    Sure, Crash was awful, but Brokeback did suck, let's be honest. It was a movie of the week that just happened to come along at exactly the right moment. A memorable milestone, but in no way a memorable movie.

  • sosgemini says:

    It was so elligable. It just didn't score a high enough (8.5) score to qualify for nomination. The same thing that happened to Prince's Globe winning Happy Feet song and this year's Diane Warren Globe winner. Oscar really needs to fix it's Best Song rules. They suck!!!

  • Philip says:

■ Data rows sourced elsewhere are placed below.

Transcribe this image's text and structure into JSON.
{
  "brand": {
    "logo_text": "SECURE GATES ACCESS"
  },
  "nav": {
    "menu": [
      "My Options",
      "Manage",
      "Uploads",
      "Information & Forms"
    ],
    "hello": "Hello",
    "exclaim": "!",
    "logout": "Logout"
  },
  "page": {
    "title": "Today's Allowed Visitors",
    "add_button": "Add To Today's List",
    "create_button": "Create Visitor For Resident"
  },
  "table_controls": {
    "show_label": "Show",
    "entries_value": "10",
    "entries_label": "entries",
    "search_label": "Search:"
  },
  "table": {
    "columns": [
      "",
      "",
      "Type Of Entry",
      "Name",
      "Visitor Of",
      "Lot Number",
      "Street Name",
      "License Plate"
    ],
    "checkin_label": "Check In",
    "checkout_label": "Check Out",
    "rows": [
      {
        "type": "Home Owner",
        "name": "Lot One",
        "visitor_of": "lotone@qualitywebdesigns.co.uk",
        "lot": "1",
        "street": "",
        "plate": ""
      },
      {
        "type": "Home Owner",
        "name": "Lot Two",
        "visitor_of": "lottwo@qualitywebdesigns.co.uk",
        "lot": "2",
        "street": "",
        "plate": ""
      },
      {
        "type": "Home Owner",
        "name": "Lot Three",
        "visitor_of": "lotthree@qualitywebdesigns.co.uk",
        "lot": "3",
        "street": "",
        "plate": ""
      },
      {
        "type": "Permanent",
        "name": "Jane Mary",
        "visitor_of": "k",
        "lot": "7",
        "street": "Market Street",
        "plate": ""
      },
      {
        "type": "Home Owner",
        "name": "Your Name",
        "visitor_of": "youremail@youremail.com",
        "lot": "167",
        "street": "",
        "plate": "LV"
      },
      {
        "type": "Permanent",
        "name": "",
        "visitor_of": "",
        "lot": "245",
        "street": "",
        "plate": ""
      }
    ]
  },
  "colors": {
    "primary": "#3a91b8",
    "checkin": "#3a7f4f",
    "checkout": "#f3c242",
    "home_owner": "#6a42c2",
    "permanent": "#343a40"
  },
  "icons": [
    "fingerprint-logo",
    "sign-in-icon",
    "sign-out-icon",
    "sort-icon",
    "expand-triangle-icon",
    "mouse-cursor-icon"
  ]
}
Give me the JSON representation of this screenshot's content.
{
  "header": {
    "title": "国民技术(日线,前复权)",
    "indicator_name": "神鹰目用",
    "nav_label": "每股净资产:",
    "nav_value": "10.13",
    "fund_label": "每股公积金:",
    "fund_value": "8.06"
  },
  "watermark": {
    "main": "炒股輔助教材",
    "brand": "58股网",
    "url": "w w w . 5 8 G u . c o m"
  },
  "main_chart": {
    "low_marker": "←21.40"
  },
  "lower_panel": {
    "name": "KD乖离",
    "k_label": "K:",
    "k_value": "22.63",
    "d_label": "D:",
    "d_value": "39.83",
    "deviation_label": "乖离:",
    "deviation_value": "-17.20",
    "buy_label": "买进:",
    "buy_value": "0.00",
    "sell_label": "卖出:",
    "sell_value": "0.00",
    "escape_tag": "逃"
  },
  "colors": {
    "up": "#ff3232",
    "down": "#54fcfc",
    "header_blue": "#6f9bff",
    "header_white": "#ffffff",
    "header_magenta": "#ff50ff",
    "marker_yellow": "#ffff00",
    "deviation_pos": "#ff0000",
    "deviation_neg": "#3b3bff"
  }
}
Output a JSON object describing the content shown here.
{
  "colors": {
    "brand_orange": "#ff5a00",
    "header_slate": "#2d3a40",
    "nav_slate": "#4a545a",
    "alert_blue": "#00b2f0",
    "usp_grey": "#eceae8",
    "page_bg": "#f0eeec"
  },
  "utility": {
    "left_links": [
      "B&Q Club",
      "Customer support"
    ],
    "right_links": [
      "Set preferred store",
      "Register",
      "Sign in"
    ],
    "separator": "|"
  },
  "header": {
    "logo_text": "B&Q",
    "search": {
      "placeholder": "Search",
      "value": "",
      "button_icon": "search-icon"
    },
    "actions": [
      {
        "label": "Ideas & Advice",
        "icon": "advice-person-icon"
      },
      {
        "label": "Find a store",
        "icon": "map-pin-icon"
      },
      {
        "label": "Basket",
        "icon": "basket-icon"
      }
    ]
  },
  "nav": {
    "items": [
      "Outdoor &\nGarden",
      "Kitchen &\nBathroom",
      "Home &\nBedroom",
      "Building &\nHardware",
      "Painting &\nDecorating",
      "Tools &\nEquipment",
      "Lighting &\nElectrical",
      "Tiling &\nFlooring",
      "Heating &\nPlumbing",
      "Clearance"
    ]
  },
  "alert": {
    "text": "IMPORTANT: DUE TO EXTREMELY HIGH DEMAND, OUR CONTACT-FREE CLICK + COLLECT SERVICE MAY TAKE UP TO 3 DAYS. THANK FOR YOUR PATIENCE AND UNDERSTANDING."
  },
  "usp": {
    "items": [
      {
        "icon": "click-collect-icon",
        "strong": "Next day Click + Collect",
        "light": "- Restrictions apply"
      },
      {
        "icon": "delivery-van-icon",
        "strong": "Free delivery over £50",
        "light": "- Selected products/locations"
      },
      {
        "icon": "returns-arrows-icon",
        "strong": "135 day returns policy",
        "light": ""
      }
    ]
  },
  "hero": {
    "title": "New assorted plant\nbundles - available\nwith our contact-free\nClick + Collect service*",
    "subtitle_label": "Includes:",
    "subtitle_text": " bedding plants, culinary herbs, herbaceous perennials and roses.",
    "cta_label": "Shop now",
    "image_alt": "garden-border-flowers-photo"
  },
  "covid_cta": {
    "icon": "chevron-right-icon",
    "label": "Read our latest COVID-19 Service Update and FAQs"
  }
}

    It was memorable. Heath Ledger's performance should have gotten him every accolade that year. Instead it went to someone imitating (and a good job of it) a personality. Brokeback Mountain was not a movie of the week but a movie that will be remembered not only for its ground-breaking subject (for a movie of this caliber) but of its performances that will withstand the test of time.